Data about app and page elements:
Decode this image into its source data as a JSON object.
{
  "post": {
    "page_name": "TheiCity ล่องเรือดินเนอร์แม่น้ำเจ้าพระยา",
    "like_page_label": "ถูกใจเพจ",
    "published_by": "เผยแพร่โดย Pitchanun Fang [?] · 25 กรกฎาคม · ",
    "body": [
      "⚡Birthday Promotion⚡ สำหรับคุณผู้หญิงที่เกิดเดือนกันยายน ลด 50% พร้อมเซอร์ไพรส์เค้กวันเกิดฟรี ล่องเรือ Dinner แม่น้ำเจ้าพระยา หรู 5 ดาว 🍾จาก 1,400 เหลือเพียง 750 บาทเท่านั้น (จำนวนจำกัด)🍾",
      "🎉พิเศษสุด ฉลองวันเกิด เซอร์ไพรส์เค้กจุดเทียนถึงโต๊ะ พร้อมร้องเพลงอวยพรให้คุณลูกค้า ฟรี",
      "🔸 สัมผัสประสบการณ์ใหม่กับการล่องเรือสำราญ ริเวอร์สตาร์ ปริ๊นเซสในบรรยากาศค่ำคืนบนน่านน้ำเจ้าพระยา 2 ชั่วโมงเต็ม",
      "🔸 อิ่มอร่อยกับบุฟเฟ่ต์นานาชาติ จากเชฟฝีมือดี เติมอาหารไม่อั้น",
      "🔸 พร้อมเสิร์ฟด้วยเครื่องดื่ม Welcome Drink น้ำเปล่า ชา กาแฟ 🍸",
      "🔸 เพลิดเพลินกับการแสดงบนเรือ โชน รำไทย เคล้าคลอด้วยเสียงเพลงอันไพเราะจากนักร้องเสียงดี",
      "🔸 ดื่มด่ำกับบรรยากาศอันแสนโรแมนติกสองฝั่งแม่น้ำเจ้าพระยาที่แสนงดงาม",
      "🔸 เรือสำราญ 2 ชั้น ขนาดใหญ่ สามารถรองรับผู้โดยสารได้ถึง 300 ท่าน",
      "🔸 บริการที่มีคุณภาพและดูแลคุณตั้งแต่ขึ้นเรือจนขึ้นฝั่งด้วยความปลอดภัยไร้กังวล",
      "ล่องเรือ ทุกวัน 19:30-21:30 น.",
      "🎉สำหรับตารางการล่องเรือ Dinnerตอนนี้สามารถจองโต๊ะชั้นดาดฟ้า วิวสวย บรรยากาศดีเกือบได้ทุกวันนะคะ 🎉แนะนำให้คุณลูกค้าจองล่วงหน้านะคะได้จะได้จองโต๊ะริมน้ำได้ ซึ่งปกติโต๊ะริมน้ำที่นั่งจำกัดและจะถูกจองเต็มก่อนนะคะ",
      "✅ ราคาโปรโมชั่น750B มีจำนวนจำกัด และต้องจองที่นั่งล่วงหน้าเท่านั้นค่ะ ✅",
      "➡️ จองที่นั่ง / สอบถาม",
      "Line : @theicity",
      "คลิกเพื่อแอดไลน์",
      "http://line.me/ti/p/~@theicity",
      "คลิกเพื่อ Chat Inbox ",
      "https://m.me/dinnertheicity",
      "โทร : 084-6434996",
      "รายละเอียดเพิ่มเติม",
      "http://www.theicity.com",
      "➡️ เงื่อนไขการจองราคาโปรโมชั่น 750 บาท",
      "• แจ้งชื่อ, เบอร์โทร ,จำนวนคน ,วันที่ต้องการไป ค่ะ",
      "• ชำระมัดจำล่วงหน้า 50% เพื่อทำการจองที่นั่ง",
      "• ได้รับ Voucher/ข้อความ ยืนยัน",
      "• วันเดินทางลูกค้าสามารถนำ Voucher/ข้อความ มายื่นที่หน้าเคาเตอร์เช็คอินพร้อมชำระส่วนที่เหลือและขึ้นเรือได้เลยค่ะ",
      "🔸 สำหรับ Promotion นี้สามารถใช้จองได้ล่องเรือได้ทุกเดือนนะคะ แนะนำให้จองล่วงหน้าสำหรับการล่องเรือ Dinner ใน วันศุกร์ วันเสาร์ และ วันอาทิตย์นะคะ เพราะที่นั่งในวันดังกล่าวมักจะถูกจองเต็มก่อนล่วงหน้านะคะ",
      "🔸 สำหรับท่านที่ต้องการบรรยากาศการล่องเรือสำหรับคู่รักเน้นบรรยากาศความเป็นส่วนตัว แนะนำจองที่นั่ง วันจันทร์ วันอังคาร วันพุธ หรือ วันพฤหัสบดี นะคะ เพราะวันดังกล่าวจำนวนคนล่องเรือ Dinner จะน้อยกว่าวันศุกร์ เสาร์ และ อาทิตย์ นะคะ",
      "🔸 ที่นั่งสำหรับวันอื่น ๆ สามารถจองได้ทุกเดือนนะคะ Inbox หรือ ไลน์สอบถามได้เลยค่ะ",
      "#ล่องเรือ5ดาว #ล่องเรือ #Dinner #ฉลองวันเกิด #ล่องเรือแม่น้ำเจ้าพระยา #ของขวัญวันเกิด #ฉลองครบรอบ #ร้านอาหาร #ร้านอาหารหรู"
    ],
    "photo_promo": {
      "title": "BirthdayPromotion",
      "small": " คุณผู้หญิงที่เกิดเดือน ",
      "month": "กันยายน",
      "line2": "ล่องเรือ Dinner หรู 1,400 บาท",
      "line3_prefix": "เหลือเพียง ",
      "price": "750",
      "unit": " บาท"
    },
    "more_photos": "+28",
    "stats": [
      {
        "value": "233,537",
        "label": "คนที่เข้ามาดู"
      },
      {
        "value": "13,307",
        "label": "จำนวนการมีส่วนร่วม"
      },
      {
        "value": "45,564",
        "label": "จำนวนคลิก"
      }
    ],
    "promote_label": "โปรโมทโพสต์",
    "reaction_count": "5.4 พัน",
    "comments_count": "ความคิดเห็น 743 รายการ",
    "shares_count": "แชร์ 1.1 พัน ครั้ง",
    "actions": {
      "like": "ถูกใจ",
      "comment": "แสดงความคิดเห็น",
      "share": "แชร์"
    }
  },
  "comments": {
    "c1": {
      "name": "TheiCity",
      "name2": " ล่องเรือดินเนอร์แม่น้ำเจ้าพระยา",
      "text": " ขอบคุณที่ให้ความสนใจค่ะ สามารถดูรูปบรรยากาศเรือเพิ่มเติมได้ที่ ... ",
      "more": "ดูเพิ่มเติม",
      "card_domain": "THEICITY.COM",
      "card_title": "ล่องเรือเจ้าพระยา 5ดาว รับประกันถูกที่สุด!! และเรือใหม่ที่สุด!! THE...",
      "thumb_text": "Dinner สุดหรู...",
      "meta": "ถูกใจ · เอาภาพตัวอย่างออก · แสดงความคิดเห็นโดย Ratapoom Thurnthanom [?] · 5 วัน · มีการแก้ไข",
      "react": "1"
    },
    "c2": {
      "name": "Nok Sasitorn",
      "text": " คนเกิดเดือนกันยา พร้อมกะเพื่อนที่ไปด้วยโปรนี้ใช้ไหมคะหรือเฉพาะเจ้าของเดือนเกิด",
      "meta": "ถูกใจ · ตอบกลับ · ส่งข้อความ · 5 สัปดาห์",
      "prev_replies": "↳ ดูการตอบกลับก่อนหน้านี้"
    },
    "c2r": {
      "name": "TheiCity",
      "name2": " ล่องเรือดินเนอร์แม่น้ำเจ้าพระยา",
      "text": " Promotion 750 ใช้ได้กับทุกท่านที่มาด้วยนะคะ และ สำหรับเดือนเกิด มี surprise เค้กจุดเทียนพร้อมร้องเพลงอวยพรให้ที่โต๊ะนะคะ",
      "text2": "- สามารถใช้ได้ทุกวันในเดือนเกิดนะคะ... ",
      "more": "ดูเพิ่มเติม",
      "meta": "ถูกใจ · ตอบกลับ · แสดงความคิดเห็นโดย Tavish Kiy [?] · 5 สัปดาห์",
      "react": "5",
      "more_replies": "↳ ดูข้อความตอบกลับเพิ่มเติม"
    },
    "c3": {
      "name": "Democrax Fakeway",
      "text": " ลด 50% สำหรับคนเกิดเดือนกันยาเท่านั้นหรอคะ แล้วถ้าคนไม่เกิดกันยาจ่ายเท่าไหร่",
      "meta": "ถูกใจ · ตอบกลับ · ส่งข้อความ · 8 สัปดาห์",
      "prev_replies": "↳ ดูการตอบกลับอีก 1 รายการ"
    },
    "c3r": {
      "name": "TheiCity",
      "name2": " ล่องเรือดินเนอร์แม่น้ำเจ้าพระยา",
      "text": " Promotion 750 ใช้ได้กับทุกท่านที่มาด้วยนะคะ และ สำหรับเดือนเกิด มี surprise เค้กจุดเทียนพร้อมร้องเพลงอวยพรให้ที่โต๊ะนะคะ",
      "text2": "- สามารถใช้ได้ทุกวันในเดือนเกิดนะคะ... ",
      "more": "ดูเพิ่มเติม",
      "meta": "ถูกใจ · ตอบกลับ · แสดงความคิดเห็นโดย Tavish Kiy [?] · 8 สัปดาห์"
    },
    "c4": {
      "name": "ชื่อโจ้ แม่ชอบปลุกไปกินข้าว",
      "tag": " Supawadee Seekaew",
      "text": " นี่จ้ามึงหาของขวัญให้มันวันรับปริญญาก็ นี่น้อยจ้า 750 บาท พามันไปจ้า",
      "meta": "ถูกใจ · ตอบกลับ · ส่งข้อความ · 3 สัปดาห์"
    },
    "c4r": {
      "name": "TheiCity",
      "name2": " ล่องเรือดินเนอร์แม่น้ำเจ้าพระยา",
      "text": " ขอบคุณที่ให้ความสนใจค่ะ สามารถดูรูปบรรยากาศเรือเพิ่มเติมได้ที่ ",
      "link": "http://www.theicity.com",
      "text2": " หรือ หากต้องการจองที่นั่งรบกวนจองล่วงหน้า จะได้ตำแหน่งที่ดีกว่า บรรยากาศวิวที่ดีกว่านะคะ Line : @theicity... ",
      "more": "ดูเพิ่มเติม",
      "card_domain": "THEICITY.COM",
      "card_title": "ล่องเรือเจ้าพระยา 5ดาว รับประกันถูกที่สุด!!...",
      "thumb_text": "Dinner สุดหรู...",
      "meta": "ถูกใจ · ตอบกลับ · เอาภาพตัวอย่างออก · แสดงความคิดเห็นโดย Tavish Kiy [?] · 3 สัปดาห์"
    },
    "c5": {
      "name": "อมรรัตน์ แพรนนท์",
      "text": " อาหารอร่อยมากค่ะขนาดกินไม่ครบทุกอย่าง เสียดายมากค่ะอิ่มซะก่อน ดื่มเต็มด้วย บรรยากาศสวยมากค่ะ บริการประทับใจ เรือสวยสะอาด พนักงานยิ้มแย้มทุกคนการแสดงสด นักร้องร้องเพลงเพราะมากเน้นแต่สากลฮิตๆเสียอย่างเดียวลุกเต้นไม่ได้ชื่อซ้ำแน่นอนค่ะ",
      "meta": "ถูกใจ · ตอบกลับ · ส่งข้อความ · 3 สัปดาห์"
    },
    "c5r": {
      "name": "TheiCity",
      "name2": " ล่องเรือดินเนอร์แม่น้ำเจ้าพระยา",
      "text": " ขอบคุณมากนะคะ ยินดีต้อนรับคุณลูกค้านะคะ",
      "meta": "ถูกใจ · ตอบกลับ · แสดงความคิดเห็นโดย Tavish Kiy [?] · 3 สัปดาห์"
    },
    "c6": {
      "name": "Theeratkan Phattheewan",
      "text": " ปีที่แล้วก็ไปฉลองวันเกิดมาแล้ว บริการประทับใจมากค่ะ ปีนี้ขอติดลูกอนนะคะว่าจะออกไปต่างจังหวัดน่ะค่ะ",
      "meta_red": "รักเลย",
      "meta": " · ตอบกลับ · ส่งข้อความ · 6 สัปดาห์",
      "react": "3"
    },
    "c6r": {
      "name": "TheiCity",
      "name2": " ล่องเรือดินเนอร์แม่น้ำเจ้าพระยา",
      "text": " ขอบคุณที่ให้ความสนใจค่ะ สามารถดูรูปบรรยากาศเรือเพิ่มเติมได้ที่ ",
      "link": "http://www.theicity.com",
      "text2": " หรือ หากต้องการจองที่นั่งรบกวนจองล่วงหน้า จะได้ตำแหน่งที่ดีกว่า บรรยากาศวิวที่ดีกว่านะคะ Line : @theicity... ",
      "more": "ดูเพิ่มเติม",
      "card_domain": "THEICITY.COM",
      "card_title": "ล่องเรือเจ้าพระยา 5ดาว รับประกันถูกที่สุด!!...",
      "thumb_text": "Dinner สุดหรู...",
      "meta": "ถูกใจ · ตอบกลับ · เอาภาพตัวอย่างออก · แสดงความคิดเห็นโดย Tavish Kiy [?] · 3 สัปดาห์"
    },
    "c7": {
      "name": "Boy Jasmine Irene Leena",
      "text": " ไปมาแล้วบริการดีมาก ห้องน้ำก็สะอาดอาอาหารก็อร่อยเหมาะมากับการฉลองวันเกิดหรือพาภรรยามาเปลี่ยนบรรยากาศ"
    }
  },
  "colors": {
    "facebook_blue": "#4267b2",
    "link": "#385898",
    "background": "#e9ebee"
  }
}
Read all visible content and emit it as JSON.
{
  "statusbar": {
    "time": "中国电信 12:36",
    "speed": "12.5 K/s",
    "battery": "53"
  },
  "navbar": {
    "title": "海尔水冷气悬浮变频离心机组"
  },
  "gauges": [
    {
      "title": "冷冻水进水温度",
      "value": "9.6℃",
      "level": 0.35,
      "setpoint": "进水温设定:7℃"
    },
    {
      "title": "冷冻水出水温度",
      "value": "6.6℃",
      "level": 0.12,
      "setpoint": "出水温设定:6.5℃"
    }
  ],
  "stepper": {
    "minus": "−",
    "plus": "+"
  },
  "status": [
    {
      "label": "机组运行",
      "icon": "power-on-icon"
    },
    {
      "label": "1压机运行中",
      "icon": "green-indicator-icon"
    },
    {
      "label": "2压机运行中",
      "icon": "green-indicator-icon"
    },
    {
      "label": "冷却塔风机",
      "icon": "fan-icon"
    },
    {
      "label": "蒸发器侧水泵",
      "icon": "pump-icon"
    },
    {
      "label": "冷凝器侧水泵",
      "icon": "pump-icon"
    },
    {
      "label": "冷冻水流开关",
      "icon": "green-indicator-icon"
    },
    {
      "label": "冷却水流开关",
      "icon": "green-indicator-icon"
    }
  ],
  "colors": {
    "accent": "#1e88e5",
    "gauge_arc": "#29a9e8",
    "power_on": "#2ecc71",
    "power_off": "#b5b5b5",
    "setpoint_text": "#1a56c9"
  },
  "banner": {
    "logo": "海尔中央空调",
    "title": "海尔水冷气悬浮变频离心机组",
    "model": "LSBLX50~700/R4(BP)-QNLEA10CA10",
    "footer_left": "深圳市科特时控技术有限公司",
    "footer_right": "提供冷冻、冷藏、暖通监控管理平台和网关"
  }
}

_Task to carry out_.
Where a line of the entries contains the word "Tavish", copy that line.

_Response to this exercise_.
      "meta": "ถูกใจ · ตอบกลับ · แสดงความคิดเห็นโดย Tavish Kiy [?] · 5 สัปดาห์",
      "meta": "ถูกใจ · ตอบกลับ · แสดงความคิดเห็นโดย Tavish Kiy [?] · 8 สัปดาห์"
      "meta": "ถูกใจ · ตอบกลับ · เอาภาพตัวอย่างออก · แสดงความคิดเห็นโดย Tavish Kiy [?] · 3 สัปดาห์"
      "meta": "ถูกใจ · ตอบกลับ · แสดงความคิดเห็นโดย Tavish Kiy [?] · 3 สัปดาห์"
      "meta": "ถูกใจ · ตอบกลับ · เอาภาพตัวอย่างออก · แสดงความคิดเห็นโดย Tavish Kiy [?] · 3 สัปดาห์"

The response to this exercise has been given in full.